[Items from an interface collection]
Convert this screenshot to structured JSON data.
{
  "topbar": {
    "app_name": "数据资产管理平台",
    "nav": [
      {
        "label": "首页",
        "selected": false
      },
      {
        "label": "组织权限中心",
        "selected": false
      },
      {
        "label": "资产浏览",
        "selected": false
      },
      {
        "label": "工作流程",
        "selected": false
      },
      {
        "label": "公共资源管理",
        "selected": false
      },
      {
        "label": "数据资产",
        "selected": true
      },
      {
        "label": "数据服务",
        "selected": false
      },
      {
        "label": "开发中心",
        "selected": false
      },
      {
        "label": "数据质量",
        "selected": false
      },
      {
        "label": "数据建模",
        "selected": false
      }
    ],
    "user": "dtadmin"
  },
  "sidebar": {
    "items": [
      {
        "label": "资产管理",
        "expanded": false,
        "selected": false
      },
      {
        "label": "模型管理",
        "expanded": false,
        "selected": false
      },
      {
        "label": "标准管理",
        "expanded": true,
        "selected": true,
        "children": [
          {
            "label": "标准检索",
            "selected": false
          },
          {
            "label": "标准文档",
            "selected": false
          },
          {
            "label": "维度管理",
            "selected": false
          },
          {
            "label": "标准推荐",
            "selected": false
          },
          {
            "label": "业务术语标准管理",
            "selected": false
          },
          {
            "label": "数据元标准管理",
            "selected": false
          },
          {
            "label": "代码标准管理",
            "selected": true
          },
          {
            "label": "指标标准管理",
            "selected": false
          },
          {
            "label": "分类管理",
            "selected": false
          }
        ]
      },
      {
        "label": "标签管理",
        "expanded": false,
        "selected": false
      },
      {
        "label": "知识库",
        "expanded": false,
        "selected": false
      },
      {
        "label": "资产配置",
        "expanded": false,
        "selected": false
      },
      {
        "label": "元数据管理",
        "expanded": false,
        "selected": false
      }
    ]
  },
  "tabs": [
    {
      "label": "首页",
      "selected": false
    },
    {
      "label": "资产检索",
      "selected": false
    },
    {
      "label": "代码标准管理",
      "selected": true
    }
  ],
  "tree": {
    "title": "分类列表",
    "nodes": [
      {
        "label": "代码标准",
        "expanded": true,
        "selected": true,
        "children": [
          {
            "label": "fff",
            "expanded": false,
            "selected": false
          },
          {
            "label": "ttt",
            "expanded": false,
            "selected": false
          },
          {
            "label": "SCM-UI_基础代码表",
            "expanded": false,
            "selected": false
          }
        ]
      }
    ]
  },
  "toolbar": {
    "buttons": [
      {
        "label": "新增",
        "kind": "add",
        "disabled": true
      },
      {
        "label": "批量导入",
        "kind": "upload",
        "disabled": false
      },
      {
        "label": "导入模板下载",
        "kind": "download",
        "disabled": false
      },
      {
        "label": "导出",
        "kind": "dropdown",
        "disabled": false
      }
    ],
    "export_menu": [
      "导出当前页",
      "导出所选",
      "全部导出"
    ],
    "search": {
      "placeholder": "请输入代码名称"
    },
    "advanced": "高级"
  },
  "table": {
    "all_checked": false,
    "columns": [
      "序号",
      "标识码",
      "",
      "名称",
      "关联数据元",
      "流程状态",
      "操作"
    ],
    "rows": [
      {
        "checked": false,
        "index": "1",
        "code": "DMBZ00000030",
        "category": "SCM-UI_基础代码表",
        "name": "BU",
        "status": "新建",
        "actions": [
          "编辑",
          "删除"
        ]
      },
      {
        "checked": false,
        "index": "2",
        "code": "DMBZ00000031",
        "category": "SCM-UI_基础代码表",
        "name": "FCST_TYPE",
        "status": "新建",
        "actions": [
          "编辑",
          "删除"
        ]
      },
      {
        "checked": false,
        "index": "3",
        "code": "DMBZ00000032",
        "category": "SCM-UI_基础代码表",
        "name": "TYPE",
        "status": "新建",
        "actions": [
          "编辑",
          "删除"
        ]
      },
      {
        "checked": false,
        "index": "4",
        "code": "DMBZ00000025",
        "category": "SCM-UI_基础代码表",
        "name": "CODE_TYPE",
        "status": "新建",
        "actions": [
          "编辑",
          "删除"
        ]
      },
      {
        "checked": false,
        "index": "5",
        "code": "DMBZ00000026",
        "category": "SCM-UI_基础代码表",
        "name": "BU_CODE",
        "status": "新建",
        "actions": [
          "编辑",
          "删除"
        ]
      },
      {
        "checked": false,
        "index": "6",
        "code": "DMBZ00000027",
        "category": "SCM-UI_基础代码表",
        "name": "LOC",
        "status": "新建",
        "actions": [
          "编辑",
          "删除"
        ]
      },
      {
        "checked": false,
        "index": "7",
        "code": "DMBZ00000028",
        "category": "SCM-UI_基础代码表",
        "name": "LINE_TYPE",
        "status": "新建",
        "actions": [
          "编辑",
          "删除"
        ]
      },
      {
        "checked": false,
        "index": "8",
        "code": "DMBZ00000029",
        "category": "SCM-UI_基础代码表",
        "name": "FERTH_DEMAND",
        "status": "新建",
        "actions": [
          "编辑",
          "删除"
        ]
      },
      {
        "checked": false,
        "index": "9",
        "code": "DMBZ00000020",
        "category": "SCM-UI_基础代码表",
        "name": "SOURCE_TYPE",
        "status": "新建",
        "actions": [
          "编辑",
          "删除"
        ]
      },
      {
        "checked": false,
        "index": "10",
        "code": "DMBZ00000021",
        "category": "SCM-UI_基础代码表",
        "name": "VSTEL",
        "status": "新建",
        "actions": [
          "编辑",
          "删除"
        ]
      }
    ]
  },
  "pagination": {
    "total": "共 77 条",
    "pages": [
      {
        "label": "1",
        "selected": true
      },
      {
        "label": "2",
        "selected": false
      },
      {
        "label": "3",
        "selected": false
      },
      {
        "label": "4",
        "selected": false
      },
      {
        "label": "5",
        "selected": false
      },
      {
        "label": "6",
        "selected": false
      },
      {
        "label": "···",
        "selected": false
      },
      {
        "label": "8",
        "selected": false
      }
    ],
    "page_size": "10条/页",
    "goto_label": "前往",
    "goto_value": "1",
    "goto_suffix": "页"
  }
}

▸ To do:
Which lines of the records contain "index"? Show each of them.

▸ Task result:
        "index": "1",
        "index": "2",
        "index": "3",
        "index": "4",
        "index": "5",
        "index": "6",
        "index": "7",
        "index": "8",
        "index": "9",
        "index": "10",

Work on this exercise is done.